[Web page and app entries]
───

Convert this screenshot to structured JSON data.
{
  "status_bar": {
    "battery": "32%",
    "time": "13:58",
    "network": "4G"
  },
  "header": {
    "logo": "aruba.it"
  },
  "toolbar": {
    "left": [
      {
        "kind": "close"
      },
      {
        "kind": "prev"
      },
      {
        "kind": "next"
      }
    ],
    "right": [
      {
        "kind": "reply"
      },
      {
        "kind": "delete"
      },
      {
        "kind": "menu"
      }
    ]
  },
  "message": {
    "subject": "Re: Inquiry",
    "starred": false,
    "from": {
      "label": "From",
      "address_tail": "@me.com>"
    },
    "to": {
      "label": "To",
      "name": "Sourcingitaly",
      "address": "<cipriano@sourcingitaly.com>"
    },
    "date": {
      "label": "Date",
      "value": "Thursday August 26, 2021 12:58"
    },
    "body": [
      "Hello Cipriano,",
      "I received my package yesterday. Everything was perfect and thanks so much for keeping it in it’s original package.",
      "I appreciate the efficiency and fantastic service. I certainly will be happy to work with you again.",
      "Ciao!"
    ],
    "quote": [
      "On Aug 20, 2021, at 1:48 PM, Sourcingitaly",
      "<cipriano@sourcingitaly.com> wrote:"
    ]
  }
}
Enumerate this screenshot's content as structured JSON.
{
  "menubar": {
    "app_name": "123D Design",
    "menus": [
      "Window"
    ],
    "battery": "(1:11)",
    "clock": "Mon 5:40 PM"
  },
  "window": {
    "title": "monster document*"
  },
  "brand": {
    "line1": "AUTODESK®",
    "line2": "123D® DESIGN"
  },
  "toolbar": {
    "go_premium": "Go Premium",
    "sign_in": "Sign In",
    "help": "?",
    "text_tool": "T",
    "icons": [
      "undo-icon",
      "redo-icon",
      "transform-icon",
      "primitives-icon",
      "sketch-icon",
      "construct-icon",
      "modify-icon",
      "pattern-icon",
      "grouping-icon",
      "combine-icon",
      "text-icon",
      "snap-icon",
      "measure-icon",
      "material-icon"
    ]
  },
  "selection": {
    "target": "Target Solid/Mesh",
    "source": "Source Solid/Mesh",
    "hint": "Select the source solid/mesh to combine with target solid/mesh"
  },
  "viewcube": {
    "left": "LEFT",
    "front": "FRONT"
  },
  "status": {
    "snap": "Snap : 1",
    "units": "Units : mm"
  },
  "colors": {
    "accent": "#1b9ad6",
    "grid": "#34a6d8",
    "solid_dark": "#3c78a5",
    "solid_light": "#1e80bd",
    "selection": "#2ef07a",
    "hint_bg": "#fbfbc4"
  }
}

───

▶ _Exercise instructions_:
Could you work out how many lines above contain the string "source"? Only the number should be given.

▶ _Task response_:
2